Massage & relaxation guide: Tim Dowling and son try an energising wake-up massage

There must be a short period where your children rise at roughly the same time as you do, but I don't remember it. They spend their early years waking up in the small hours to eat cereal in the dark, then when they hit 12 they suddenly decide that getting up at all is for losers. My eldest son is now 13 and firmly in the latter camp.

For the most part I believe that this is an issue that should not involve me, a private thing between him and his alarm clock. And for the most part it is: when he has to get up for school, he does. The rest of the time, however, he sleeps until somebody feels the need to intervene. And that somebody is usually me.

The idea of overcoming his resistance to spending any part of the day outside his bed with an "energising wake-up massage" meets with a good deal of initial resistance from me, the putative masseur. First of all, if anyone deserves an energising wake-up massage, it's me. Secondly, the energising wake-up routine I usually use on him, which involves pulling all the bed clothes off him and then dragging him to the floor by his ankles, works just fine. It may be cruel, but after 10.30am I think a little cruelty is in order.

Having overcome my reluctance to do him this giant favour, I creep into his room one morning - it's only just still morning - with a print-out of the massage instructions in my hand. I start by placing my hands between his shoulder blades and hold them in that position. The instructions say he will probably say "go away" at this point, and he does exactly that. I press on regardless, rubbing my palms up and down his back. There is no immediate response; in fact, he appears to have gone back to sleep. At this point I am meant to whisper encouragingly or to offer inducements, such as a nice breakfast waiting for him downstairs.

"I've got a nice breakfast for you downstairs," I say.

"Really?" he says, opening one eye. I glance at the instructions, which say, parenthetically, that "it has to be genuine, not fake, bribery". I should have read them through first.

"Breakfast, in several forms, is available," I say. He does not reply.

As per the instructions, I speed up the rubbing, moving along the spine and across the shoulders, while looking at the clock and trying to resist the temptation to dig a knuckle into his ribs. He doesn't seem to mind it much, but, then again, it doesn't seem to be energising him much either. Eventually, after about three minutes, he promises that he will get up if I will leave him alone.

All in all, this is a much calmer method than pulling him out of bed and on to the floor. It achieves the same results in about the same amount of time, although it is slightly less satisfying from my point of view.

We tried this technique a few times over the course of a week, before agreeing by mutual consent that it was such a huge success that we never had to do it again.

You can also perform this massage with the stroppy teen sitting in a chair, but I don't see the point.
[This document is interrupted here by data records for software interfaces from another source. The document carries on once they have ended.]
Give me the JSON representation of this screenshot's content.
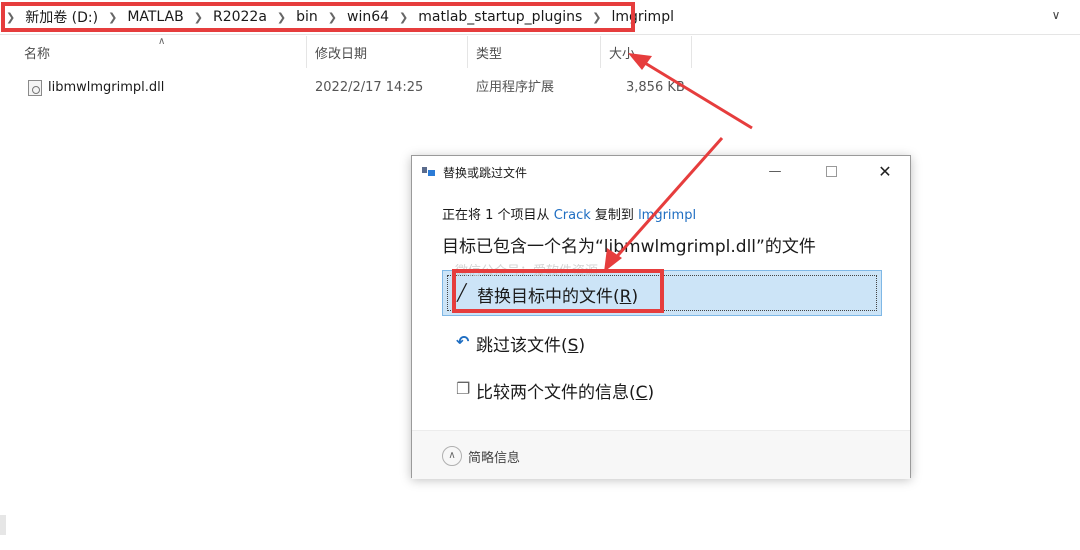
{
  "breadcrumb": [
    "新加卷 (D:)",
    "MATLAB",
    "R2022a",
    "bin",
    "win64",
    "matlab_startup_plugins",
    "lmgrimpl"
  ],
  "columns": {
    "name": "名称",
    "modified": "修改日期",
    "type": "类型",
    "size": "大小"
  },
  "file": {
    "name": "libmwlmgrimpl.dll",
    "modified": "2022/2/17 14:25",
    "type": "应用程序扩展",
    "size": "3,856 KB"
  },
  "dialog": {
    "title": "替换或跳过文件",
    "copy_prefix": "正在将 1 个项目从",
    "copy_source": "Crack",
    "copy_mid": "复制到",
    "copy_dest": "lmgrimpl",
    "headline": "目标已包含一个名为“libmwlmgrimpl.dll”的文件",
    "options": {
      "replace": {
        "text": "替换目标中的文件(",
        "key": "R",
        "close": ")"
      },
      "skip": {
        "text": "跳过该文件(",
        "key": "S",
        "close": ")"
      },
      "compare": {
        "text": "比较两个文件的信息(",
        "key": "C",
        "close": ")"
      }
    },
    "footer": "简略信息"
  },
  "watermark": "微信公众号：爱软件资源",
  "colors": {
    "highlight": "#e63d3d",
    "selection": "#cce4f7",
    "link": "#1f6ec2"
  }
}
Once you've got them sitting up in a chair with their eyes open, you can start haranguing them properly.

'I wasn't looking forward to it ..."

I'd already sneaked a look at the instructions, and I wasn't looking forward to the experience. And as soon as Dad said he'd made me a big breakfast, I knew he was lying.

The massage didn't exactly "invigorate" me, but it was a lot better than being pulled out of bed. To be honest, it's hard to appreciate anything when you've just been woken up. You don't really know what's going on and you just want to be left alone. It doesn't affect your mood much, since five minutes after it's over you've forgotten all about it anyway. But as a way to be woken up in the morning, it wasn't too bad. I would rate it somewhere between the alarm clock going off and not having to get up at all.

There again, it does seem a bit of a weird idea because, if anything, it actually relaxes you so much that you start to fall back asleep halfway through. But maybe my Dad was just doing it wrong. I wouldn't be surprised.
Barnaby Dowling

Thanks to guardian.co.uk who have provided this article. View the original here.